Bohra nullarbora sp. nov., a second tree-kangaroo (Marsupialia: Macropodidae) from the Pleistocene of the Nullarbor Plain, Western Australia

WA Museum Records and Supplements | Updated 8 months ago

ABSTRACTBohra nullarbora sp. nov. is described from a partial skeleton collected from a diverse Pleistocene vertebrate assemblage preserved in Leaena’s Breath Cave, Nullarbor Plain, Western Australia. It is distinguished from its Nullarbor contemporary, B. illuminata, by having different cranial proportions, smaller cheek teeth and a relatively narrower upper premolar. It also differs in a number of postcranial attributes, which may reflect slight variation in locomotory capabilities. The unexpected discovery that, in the relatively recent geological past, two large arboreal kangaroos inhabited the now ‘Treeless’ Plain effectively highlights how little we still know about the Pleistocene history of Western Australia, and of the drier regions of the continent in general.

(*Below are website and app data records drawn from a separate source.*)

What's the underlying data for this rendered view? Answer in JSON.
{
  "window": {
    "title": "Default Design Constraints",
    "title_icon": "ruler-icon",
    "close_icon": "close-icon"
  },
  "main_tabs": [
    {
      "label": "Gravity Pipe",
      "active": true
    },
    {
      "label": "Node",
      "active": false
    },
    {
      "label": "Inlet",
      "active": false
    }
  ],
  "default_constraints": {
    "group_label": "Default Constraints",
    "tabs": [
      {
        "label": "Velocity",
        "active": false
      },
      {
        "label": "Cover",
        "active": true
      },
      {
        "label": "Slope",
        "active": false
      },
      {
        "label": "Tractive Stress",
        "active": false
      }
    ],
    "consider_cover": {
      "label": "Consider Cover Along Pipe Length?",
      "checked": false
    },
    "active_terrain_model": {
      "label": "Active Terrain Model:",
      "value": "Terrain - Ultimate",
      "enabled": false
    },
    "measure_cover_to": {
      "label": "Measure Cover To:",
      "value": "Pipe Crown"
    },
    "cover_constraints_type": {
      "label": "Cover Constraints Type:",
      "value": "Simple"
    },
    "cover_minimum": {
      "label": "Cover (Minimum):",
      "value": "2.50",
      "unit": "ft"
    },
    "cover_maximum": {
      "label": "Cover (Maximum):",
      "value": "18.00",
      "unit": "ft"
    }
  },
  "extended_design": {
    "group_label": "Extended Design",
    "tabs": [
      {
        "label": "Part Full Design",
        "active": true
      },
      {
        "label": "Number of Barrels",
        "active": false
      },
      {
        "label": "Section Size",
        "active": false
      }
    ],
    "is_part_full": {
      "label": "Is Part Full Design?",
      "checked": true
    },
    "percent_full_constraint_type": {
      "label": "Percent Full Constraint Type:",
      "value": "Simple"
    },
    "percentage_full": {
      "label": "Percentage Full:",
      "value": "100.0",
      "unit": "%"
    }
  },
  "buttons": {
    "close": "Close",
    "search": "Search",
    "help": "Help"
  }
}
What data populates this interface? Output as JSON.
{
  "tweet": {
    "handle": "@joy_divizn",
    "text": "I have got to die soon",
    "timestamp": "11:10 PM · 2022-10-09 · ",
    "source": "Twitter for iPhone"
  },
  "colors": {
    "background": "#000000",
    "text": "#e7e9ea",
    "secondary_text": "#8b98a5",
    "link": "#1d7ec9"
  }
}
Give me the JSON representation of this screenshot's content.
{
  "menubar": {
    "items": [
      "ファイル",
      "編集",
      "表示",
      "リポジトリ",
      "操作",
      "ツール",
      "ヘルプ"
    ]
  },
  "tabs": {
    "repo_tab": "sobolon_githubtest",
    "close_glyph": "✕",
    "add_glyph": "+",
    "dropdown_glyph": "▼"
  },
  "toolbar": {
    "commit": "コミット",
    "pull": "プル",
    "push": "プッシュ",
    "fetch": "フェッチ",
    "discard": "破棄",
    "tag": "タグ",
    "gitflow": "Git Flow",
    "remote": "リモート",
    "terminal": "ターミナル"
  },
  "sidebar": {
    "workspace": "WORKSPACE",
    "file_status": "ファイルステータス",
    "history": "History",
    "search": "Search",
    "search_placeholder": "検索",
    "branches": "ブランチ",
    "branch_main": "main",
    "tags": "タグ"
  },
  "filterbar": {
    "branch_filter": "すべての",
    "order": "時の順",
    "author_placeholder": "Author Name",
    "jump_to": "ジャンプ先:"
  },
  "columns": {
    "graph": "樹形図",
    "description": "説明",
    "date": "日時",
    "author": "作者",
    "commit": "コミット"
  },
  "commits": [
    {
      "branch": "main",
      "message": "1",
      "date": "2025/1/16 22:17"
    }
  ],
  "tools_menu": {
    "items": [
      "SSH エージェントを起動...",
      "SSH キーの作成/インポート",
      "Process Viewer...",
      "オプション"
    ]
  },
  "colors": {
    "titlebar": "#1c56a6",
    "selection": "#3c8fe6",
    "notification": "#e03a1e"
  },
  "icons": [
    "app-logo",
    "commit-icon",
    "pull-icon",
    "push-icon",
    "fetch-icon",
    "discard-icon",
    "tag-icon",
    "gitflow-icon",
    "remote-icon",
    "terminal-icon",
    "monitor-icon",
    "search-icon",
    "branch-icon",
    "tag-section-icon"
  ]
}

Author(s) Gavin J. Prideaux and Natalie Warburton
Volume
Records 25 : Part 2
Article Published
2009
Page Number
165

DOI
10.18195/issn.0312-3162.25(2).2009.165-179